Central to the story is Greg (the “me” in the movie’s title). He’s found a way to navigate through the often difficult maze of high school. Essentially, he makes no real attachments. Even his life-long friend, Earl (the… ah … “Earl” in the title), is someone he considers more of a business associate. Then there’s Rachel, who’s developed leukemia (and as you might have guessed, she’s the “dying girl” in the title).
Upon finding out about Rachel’s condition, Greg’s mom nags him, relentlessly, into paying Rachel a visit. And upon paying Rachel that visit, Greg finds … not much.
Ah, but we wouldn’t have a movie if things stayed that way, now would we?
What follows is an often complex, very real-feeling journey that never blinks but, happily, never stoops to cliché or asks us to pity anyone. And as this journey is allowed to unfold in its own good way and in its own good time, these friends experience a lot – often while doing very little.
And therein lies the magic.
Now how does one properly explain such magic? I found that in its simplicity, in its directness, in its awkwardness, the film allows these high-school students (and I don’t think things would have worked as well if they’d not been high-school students) to experience a depth of love that a romance would have missed.
For me, it was the characters’ lack of emotion – often underscored with the lack of a score – that ended up creating such an emotional impact. (I know that doesn’t make much sense; I’ll simply ask you to trust me on this one.)
Now, does Rachel die at the end? Those of you who’ve read my blog before (and thank you for that) know I’m not going to tell you. Instead, I’ll throw you a curve ball… If she were to die, would she really be dead?

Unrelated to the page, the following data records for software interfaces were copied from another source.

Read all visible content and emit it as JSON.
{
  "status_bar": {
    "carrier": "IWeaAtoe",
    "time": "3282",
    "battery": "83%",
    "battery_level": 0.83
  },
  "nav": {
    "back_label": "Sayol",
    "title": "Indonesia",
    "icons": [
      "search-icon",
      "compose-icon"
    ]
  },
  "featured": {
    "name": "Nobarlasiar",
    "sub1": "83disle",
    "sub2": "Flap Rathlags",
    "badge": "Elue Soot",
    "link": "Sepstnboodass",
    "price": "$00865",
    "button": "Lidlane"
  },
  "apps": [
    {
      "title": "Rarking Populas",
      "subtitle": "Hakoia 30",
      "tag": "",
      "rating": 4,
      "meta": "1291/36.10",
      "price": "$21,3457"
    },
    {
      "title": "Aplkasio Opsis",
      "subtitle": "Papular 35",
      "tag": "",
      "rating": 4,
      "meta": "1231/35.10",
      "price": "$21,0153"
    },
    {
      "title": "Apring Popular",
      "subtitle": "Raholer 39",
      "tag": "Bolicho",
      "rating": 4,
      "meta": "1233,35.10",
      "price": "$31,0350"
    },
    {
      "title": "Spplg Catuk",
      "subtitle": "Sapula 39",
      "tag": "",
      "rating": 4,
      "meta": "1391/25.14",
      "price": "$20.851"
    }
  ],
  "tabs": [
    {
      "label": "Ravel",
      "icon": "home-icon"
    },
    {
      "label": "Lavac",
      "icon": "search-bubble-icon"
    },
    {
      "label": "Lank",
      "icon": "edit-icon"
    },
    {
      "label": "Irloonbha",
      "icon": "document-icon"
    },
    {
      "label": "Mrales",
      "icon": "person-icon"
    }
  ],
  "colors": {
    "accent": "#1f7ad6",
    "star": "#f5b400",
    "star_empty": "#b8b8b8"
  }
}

You will, of course, find out the answer to both questions – and perhaps others of a far loftier nature – when you see this touching little film.